*ACTIVITY*. Give back exactly the stretch of data below from the line holding "Parse this screenshot: output" through the line holding "Transcribe this image's", both ends included, and leave the remaining lines out.

*DATA PROVIDED*.

┄┄┄┄┄┄┄┄┄┄

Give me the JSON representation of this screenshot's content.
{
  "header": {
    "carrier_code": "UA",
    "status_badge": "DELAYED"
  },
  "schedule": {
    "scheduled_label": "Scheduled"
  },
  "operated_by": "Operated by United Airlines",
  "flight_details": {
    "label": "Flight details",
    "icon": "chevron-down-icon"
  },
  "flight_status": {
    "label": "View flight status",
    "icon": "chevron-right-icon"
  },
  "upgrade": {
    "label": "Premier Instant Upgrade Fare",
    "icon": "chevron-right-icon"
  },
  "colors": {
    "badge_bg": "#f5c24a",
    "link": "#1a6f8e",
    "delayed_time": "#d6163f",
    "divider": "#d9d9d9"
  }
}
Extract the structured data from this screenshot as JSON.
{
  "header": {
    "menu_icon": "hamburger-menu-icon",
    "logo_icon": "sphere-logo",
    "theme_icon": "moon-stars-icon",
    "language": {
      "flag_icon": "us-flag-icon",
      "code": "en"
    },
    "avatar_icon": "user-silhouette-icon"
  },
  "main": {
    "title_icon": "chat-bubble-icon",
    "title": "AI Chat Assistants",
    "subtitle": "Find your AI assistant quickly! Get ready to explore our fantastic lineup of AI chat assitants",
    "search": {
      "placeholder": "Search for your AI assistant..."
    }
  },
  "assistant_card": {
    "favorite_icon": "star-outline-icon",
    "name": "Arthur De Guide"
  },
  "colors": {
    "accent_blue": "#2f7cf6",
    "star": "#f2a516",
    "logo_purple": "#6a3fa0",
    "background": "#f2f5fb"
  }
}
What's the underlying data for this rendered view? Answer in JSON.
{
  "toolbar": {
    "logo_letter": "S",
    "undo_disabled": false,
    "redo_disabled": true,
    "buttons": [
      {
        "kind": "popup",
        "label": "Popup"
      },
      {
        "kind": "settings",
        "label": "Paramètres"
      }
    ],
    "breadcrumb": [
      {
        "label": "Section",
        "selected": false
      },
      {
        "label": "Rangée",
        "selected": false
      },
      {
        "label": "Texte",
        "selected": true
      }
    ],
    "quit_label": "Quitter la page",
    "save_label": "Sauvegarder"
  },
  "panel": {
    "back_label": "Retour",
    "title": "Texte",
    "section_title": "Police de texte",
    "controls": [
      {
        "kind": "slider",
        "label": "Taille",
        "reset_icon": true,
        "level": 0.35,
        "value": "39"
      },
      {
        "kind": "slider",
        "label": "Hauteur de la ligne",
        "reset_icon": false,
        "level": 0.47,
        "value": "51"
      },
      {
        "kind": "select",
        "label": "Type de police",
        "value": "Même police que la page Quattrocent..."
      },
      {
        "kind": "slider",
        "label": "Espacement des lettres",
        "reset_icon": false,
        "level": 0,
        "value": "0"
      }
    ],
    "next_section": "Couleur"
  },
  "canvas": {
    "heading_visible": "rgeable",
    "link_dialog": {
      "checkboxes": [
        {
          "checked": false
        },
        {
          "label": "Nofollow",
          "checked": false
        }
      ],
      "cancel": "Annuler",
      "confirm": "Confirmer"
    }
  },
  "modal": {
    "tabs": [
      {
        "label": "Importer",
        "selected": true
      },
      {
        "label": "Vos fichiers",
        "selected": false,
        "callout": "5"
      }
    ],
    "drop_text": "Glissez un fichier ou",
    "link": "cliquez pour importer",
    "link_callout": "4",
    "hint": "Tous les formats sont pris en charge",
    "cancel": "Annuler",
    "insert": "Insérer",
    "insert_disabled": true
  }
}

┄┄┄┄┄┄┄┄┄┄

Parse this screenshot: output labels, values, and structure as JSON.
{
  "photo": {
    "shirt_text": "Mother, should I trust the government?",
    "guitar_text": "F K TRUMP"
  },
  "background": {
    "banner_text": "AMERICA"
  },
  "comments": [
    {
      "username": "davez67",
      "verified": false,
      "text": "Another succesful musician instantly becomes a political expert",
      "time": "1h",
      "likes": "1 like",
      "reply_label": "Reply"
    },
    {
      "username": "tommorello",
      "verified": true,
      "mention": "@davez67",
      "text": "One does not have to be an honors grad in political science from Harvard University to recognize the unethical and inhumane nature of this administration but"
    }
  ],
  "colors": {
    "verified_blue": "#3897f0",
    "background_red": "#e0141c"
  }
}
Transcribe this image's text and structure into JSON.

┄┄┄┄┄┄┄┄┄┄

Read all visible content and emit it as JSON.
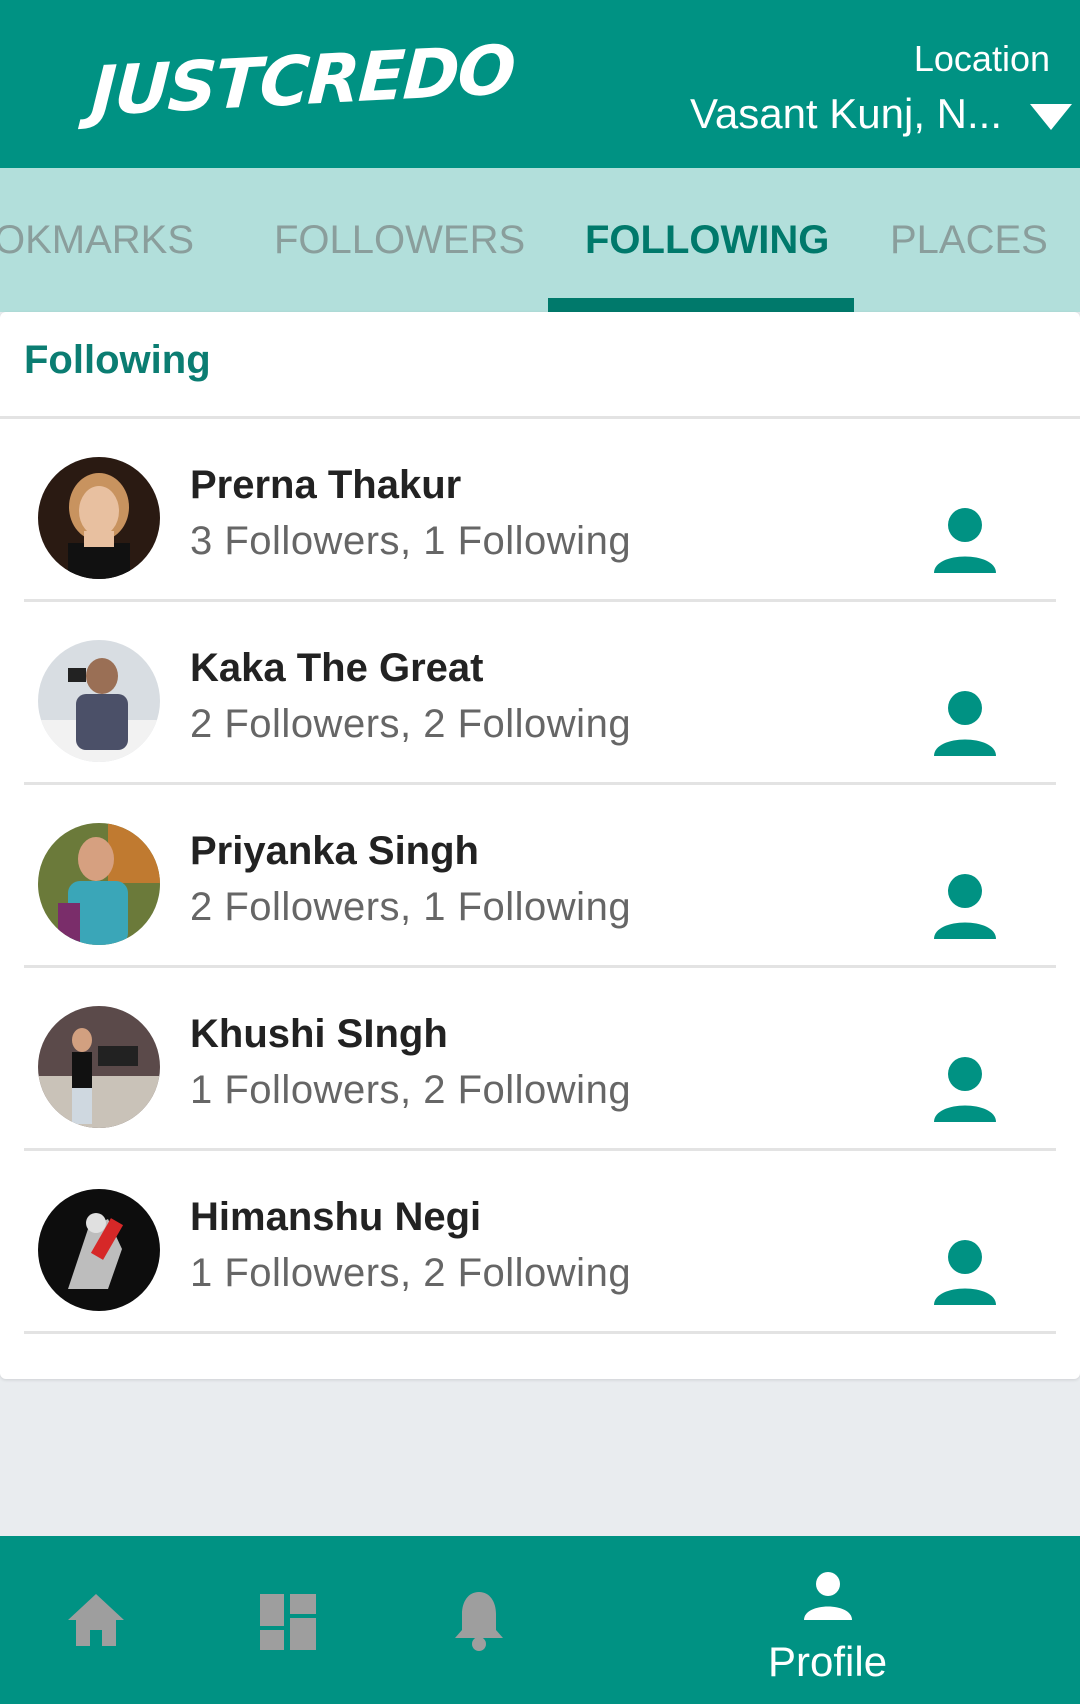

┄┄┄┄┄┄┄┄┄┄

*PROBLEM SOLUTION*.
Parse this screenshot: output labels, values, and structure as JSON.
{
  "photo": {
    "shirt_text": "Mother, should I trust the government?",
    "guitar_text": "F K TRUMP"
  },
  "background": {
    "banner_text": "AMERICA"
  },
  "comments": [
    {
      "username": "davez67",
      "verified": false,
      "text": "Another succesful musician instantly becomes a political expert",
      "time": "1h",
      "likes": "1 like",
      "reply_label": "Reply"
    },
    {
      "username": "tommorello",
      "verified": true,
      "mention": "@davez67",
      "text": "One does not have to be an honors grad in political science from Harvard University to recognize the unethical and inhumane nature of this administration but"
    }
  ],
  "colors": {
    "verified_blue": "#3897f0",
    "background_red": "#e0141c"
  }
}
Transcribe this image's text and structure into JSON.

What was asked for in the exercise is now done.